◆ WORK INSTRUCTION: What you return must be the full listing, word for word, with no images in it.

◆ DATASET EXCERPTS:
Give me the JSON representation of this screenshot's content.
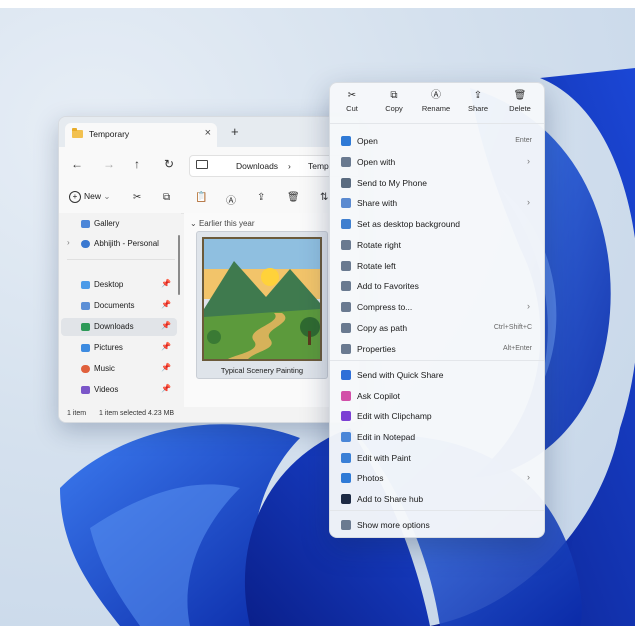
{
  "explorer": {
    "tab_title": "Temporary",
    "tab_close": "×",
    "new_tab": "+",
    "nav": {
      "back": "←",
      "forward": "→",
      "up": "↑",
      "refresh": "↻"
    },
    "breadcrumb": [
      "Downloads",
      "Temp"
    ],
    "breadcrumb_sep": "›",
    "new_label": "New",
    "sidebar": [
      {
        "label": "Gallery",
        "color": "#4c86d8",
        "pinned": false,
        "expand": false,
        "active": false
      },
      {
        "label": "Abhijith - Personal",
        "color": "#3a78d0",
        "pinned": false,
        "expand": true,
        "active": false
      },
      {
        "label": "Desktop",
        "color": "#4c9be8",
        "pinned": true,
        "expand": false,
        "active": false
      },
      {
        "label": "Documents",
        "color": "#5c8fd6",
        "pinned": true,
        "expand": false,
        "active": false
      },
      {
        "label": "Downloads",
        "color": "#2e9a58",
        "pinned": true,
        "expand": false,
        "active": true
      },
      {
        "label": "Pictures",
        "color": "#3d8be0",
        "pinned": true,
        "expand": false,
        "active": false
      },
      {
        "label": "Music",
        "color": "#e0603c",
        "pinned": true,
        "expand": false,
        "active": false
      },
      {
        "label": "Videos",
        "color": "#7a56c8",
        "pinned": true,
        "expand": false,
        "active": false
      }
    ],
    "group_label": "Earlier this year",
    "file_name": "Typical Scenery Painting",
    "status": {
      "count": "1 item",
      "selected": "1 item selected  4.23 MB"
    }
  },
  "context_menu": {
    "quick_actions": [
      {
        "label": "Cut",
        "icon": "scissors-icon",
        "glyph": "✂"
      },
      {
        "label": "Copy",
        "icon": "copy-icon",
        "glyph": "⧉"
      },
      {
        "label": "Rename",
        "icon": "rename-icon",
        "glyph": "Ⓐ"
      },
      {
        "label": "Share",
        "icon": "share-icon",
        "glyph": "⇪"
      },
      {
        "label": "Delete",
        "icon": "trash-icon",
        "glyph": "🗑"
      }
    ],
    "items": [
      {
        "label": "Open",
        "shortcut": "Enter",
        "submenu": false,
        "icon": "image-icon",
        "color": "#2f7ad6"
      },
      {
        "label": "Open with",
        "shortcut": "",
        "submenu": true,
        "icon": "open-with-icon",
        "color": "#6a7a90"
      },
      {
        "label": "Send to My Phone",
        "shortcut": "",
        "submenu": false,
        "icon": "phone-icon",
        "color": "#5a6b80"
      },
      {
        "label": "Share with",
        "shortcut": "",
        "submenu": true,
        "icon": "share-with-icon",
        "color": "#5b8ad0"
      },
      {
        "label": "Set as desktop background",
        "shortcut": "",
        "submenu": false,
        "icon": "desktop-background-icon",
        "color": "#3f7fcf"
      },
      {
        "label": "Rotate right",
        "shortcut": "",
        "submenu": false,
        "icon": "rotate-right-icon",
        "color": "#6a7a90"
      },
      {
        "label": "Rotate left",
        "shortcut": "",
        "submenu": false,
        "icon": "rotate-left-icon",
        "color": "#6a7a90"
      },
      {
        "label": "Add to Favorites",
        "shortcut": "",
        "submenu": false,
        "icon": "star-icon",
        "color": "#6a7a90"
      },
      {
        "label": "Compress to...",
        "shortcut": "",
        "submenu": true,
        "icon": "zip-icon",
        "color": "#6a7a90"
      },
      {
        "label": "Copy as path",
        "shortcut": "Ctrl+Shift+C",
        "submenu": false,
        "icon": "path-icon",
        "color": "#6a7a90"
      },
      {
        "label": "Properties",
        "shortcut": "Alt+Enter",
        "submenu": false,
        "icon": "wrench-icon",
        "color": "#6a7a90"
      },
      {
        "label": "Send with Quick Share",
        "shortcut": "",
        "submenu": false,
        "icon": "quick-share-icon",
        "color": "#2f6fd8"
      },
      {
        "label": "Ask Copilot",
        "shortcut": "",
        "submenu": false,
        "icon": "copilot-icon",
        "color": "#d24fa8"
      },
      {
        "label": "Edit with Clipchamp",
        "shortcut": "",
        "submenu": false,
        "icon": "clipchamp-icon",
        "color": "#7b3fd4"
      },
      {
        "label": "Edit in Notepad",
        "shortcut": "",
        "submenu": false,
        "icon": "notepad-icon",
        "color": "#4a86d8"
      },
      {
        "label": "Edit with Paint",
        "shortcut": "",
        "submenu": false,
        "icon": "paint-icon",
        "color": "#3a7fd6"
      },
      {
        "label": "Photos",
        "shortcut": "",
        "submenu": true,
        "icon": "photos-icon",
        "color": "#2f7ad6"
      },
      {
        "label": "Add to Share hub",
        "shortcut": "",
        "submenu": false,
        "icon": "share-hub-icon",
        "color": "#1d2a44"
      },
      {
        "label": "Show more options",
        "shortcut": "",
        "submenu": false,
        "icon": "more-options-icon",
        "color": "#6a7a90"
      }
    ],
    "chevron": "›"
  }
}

◆ COMPLETED EXERCISE:
Give me the JSON representation of this screenshot's content.
{
  "explorer": {
    "tab_title": "Temporary",
    "tab_close": "×",
    "new_tab": "+",
    "nav": {
      "back": "←",
      "forward": "→",
      "up": "↑",
      "refresh": "↻"
    },
    "breadcrumb": [
      "Downloads",
      "Temp"
    ],
    "breadcrumb_sep": "›",
    "new_label": "New",
    "sidebar": [
      {
        "label": "Gallery",
        "color": "#4c86d8",
        "pinned": false,
        "expand": false,
        "active": false
      },
      {
        "label": "Abhijith - Personal",
        "color": "#3a78d0",
        "pinned": false,
        "expand": true,
        "active": false
      },
      {
        "label": "Desktop",
        "color": "#4c9be8",
        "pinned": true,
        "expand": false,
        "active": false
      },
      {
        "label": "Documents",
        "color": "#5c8fd6",
        "pinned": true,
        "expand": false,
        "active": false
      },
      {
        "label": "Downloads",
        "color": "#2e9a58",
        "pinned": true,
        "expand": false,
        "active": true
      },
      {
        "label": "Pictures",
        "color": "#3d8be0",
        "pinned": true,
        "expand": false,
        "active": false
      },
      {
        "label": "Music",
        "color": "#e0603c",
        "pinned": true,
        "expand": false,
        "active": false
      },
      {
        "label": "Videos",
        "color": "#7a56c8",
        "pinned": true,
        "expand": false,
        "active": false
      }
    ],
    "group_label": "Earlier this year",
    "file_name": "Typical Scenery Painting",
    "status": {
      "count": "1 item",
      "selected": "1 item selected  4.23 MB"
    }
  },
  "context_menu": {
    "quick_actions": [
      {
        "label": "Cut",
        "icon": "scissors-icon",
        "glyph": "✂"
      },
      {
        "label": "Copy",
        "icon": "copy-icon",
        "glyph": "⧉"
      },
      {
        "label": "Rename",
        "icon": "rename-icon",
        "glyph": "Ⓐ"
      },
      {
        "label": "Share",
        "icon": "share-icon",
        "glyph": "⇪"
      },
      {
        "label": "Delete",
        "icon": "trash-icon",
        "glyph": "🗑"
      }
    ],
    "items": [
      {
        "label": "Open",
        "shortcut": "Enter",
        "submenu": false,
        "icon": "image-icon",
        "color": "#2f7ad6"
      },
      {
        "label": "Open with",
        "shortcut": "",
        "submenu": true,
        "icon": "open-with-icon",
        "color": "#6a7a90"
      },
      {
        "label": "Send to My Phone",
        "shortcut": "",
        "submenu": false,
        "icon": "phone-icon",
        "color": "#5a6b80"
      },
      {
        "label": "Share with",
        "shortcut": "",
        "submenu": true,
        "icon": "share-with-icon",
        "color": "#5b8ad0"
      },
      {
        "label": "Set as desktop background",
        "shortcut": "",
        "submenu": false,
        "icon": "desktop-background-icon",
        "color": "#3f7fcf"
      },
      {
        "label": "Rotate right",
        "shortcut": "",
        "submenu": false,
        "icon": "rotate-right-icon",
        "color": "#6a7a90"
      },
      {
        "label": "Rotate left",
        "shortcut": "",
        "submenu": false,
        "icon": "rotate-left-icon",
        "color": "#6a7a90"
      },
      {
        "label": "Add to Favorites",
        "shortcut": "",
        "submenu": false,
        "icon": "star-icon",
        "color": "#6a7a90"
      },
      {
        "label": "Compress to...",
        "shortcut": "",
        "submenu": true,
        "icon": "zip-icon",
        "color": "#6a7a90"
      },
      {
        "label": "Copy as path",
        "shortcut": "Ctrl+Shift+C",
        "submenu": false,
        "icon": "path-icon",
        "color": "#6a7a90"
      },
      {
        "label": "Properties",
        "shortcut": "Alt+Enter",
        "submenu": false,
        "icon": "wrench-icon",
        "color": "#6a7a90"
      },
      {
        "label": "Send with Quick Share",
        "shortcut": "",
        "submenu": false,
        "icon": "quick-share-icon",
        "color": "#2f6fd8"
      },
      {
        "label": "Ask Copilot",
        "shortcut": "",
        "submenu": false,
        "icon": "copilot-icon",
        "color": "#d24fa8"
      },
      {
        "label": "Edit with Clipchamp",
        "shortcut": "",
        "submenu": false,
        "icon": "clipchamp-icon",
        "color": "#7b3fd4"
      },
      {
        "label": "Edit in Notepad",
        "shortcut": "",
        "submenu": false,
        "icon": "notepad-icon",
        "color": "#4a86d8"
      },
      {
        "label": "Edit with Paint",
        "shortcut": "",
        "submenu": false,
        "icon": "paint-icon",
        "color": "#3a7fd6"
      },
      {
        "label": "Photos",
        "shortcut": "",
        "submenu": true,
        "icon": "photos-icon",
        "color": "#2f7ad6"
      },
      {
        "label": "Add to Share hub",
        "shortcut": "",
        "submenu": false,
        "icon": "share-hub-icon",
        "color": "#1d2a44"
      },
      {
        "label": "Show more options",
        "shortcut": "",
        "submenu": false,
        "icon": "more-options-icon",
        "color": "#6a7a90"
      }
    ],
    "chevron": "›"
  }
}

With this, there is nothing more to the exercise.